Citation: Facchini S, Martin V and Downing G (2016) Pediatricians, Well-Baby Visits, and Video Intervention Therapy: Feasibility of a Video-Feedback Infant Mental Health Support Intervention in a Pediatric Primary Health Care Setting. Front. Psychol. 7:179. doi: 10.3389/fpsyg.2016.00179
Received: 30 June 2015; Accepted: 29 January 2016;
Published: 16 February 2016.
Edited by:Chris J. Gibbons, University of Cambridge, UK
Reviewed by:Jolien Zevalkink, Free University Amsterdam, Netherlands
Michelle Dow Keawphalouk, Harvard and Massachusetts Institute of Technology, USA
Copyright © 2016 Facchini, Martin and Downing. This is an open-access article distributed under the terms of the Creative Commons Attribution License (CC BY). The use, distribution or reproduction in other forums is permitted, provided the original author(s) or licensor are credited and that the original publication in this journal is cited, in accordance with accepted academic practice.
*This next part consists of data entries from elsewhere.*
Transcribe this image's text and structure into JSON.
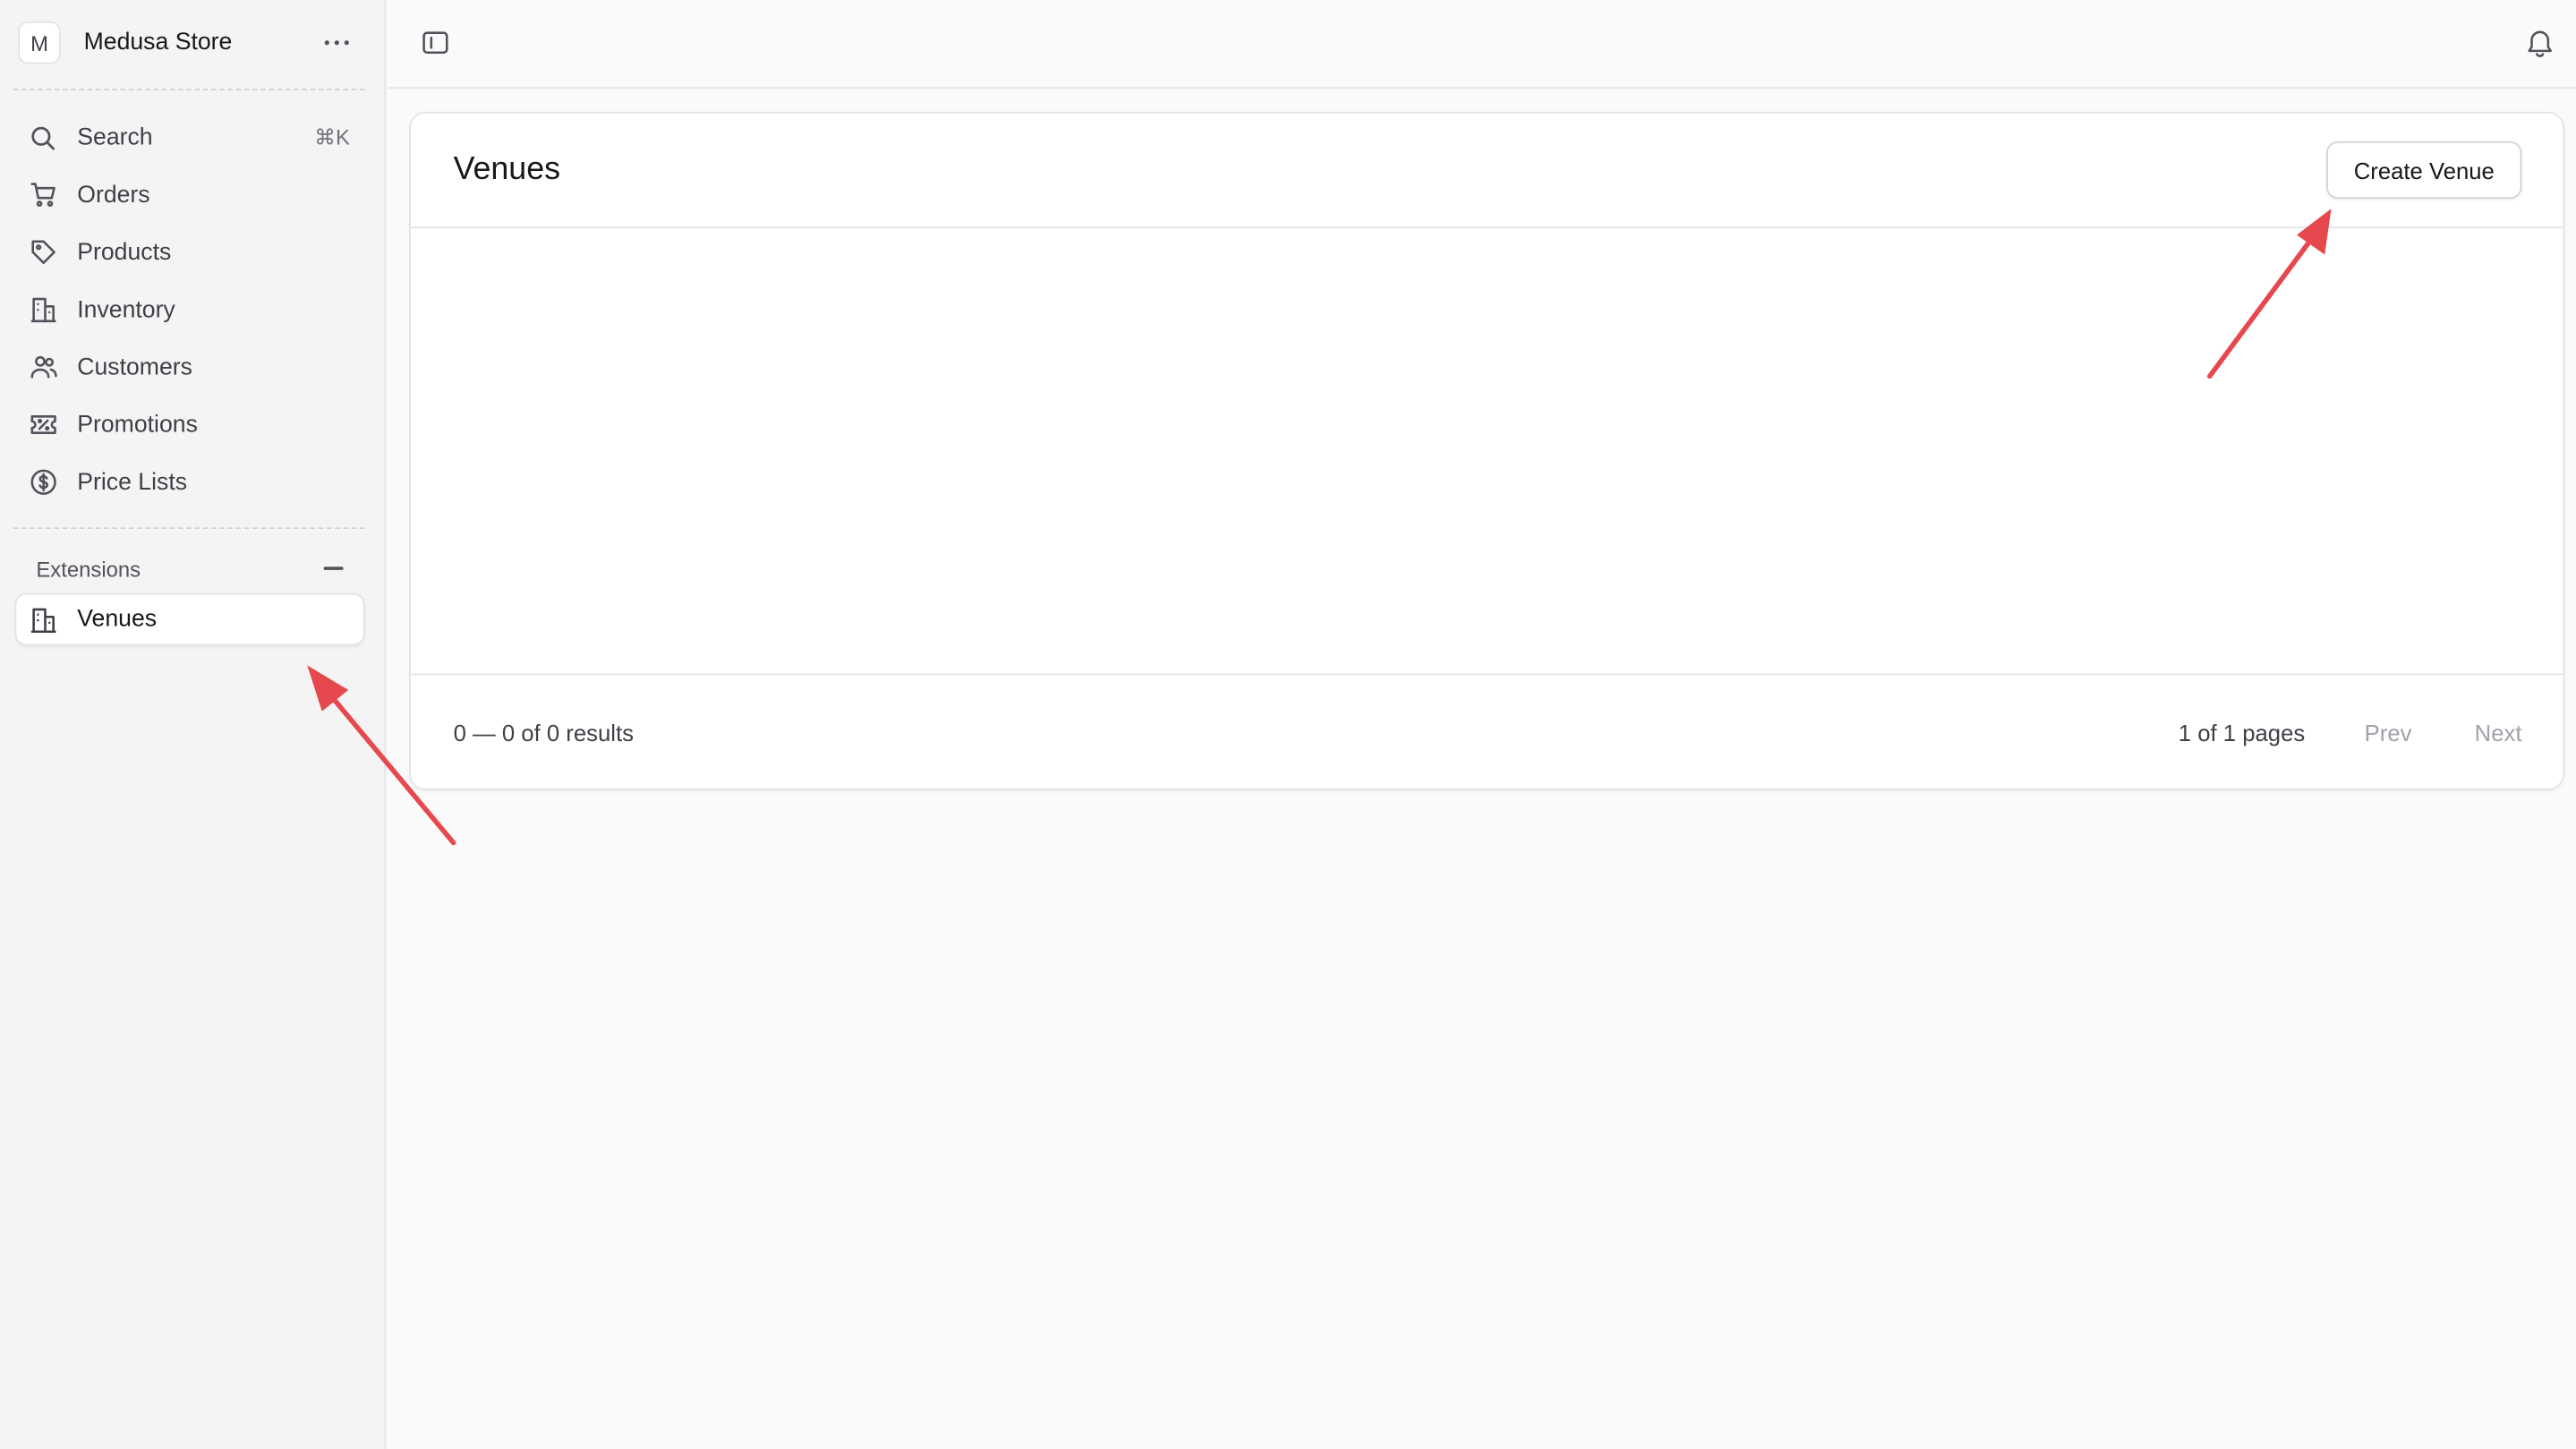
{
  "sidebar": {
    "store": {
      "avatar_letter": "M",
      "name": "Medusa Store"
    },
    "nav": [
      {
        "label": "Search",
        "icon": "search-icon",
        "shortcut": "⌘K"
      },
      {
        "label": "Orders",
        "icon": "cart-icon"
      },
      {
        "label": "Products",
        "icon": "tag-icon"
      },
      {
        "label": "Inventory",
        "icon": "building-icon"
      },
      {
        "label": "Customers",
        "icon": "users-icon"
      },
      {
        "label": "Promotions",
        "icon": "receipt-percent-icon"
      },
      {
        "label": "Price Lists",
        "icon": "currency-dollar-icon"
      }
    ],
    "extensions": {
      "label": "Extensions",
      "items": [
        {
          "label": "Venues",
          "icon": "building-icon"
        }
      ]
    }
  },
  "main": {
    "title": "Venues",
    "create_button": "Create Venue",
    "footer": {
      "results": "0 — 0 of 0 results",
      "pages": "1 of 1 pages",
      "prev": "Prev",
      "next": "Next"
    }
  },
  "colors": {
    "annotation_arrow": "#e5484d"
  }
}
No use, distribution or reproduction is permitted which does not comply with these terms.
*Correspondence: Sergio Facchini, email@example.com